- Directions:
Exact copies of all entries are expected.

[Records for this exercise — start]

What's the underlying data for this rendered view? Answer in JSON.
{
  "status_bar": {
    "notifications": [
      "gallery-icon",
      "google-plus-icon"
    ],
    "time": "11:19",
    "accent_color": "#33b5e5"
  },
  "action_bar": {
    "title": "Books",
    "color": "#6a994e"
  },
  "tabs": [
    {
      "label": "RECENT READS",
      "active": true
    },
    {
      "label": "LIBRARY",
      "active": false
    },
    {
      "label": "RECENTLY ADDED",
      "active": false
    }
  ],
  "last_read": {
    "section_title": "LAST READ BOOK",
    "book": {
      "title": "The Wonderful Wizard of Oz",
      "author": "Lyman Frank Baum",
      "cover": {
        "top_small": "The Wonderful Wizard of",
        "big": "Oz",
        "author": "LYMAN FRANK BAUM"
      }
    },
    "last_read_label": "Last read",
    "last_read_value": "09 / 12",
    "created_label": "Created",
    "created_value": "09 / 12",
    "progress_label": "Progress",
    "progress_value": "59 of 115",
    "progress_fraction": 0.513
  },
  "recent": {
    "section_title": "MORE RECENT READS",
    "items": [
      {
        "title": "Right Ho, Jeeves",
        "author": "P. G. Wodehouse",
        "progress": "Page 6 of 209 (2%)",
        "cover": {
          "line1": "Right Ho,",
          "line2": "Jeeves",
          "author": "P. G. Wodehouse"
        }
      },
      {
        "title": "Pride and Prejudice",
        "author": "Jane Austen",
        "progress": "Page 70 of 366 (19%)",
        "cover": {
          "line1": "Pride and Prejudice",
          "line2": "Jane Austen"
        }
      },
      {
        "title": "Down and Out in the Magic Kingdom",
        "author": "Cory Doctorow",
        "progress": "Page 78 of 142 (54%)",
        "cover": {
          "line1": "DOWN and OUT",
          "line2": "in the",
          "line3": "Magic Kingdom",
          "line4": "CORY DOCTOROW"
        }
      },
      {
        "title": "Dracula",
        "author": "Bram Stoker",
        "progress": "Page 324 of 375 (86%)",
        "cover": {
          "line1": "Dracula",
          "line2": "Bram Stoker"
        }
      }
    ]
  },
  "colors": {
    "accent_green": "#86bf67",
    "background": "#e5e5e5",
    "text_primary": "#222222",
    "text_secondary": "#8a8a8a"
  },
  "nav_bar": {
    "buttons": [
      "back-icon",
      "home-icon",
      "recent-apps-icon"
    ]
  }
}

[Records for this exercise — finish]

- Output:
What's the underlying data for this rendered view? Answer in JSON.
{
  "status_bar": {
    "notifications": [
      "gallery-icon",
      "google-plus-icon"
    ],
    "time": "11:19",
    "accent_color": "#33b5e5"
  },
  "action_bar": {
    "title": "Books",
    "color": "#6a994e"
  },
  "tabs": [
    {
      "label": "RECENT READS",
      "active": true
    },
    {
      "label": "LIBRARY",
      "active": false
    },
    {
      "label": "RECENTLY ADDED",
      "active": false
    }
  ],
  "last_read": {
    "section_title": "LAST READ BOOK",
    "book": {
      "title": "The Wonderful Wizard of Oz",
      "author": "Lyman Frank Baum",
      "cover": {
        "top_small": "The Wonderful Wizard of",
        "big": "Oz",
        "author": "LYMAN FRANK BAUM"
      }
    },
    "last_read_label": "Last read",
    "last_read_value": "09 / 12",
    "created_label": "Created",
    "created_value": "09 / 12",
    "progress_label": "Progress",
    "progress_value": "59 of 115",
    "progress_fraction": 0.513
  },
  "recent": {
    "section_title": "MORE RECENT READS",
    "items": [
      {
        "title": "Right Ho, Jeeves",
        "author": "P. G. Wodehouse",
        "progress": "Page 6 of 209 (2%)",
        "cover": {
          "line1": "Right Ho,",
          "line2": "Jeeves",
          "author": "P. G. Wodehouse"
        }
      },
      {
        "title": "Pride and Prejudice",
        "author": "Jane Austen",
        "progress": "Page 70 of 366 (19%)",
        "cover": {
          "line1": "Pride and Prejudice",
          "line2": "Jane Austen"
        }
      },
      {
        "title": "Down and Out in the Magic Kingdom",
        "author": "Cory Doctorow",
        "progress": "Page 78 of 142 (54%)",
        "cover": {
          "line1": "DOWN and OUT",
          "line2": "in the",
          "line3": "Magic Kingdom",
          "line4": "CORY DOCTOROW"
        }
      },
      {
        "title": "Dracula",
        "author": "Bram Stoker",
        "progress": "Page 324 of 375 (86%)",
        "cover": {
          "line1": "Dracula",
          "line2": "Bram Stoker"
        }
      }
    ]
  },
  "colors": {
    "accent_green": "#86bf67",
    "background": "#e5e5e5",
    "text_primary": "#222222",
    "text_secondary": "#8a8a8a"
  },
  "nav_bar": {
    "buttons": [
      "back-icon",
      "home-icon",
      "recent-apps-icon"
    ]
  }
}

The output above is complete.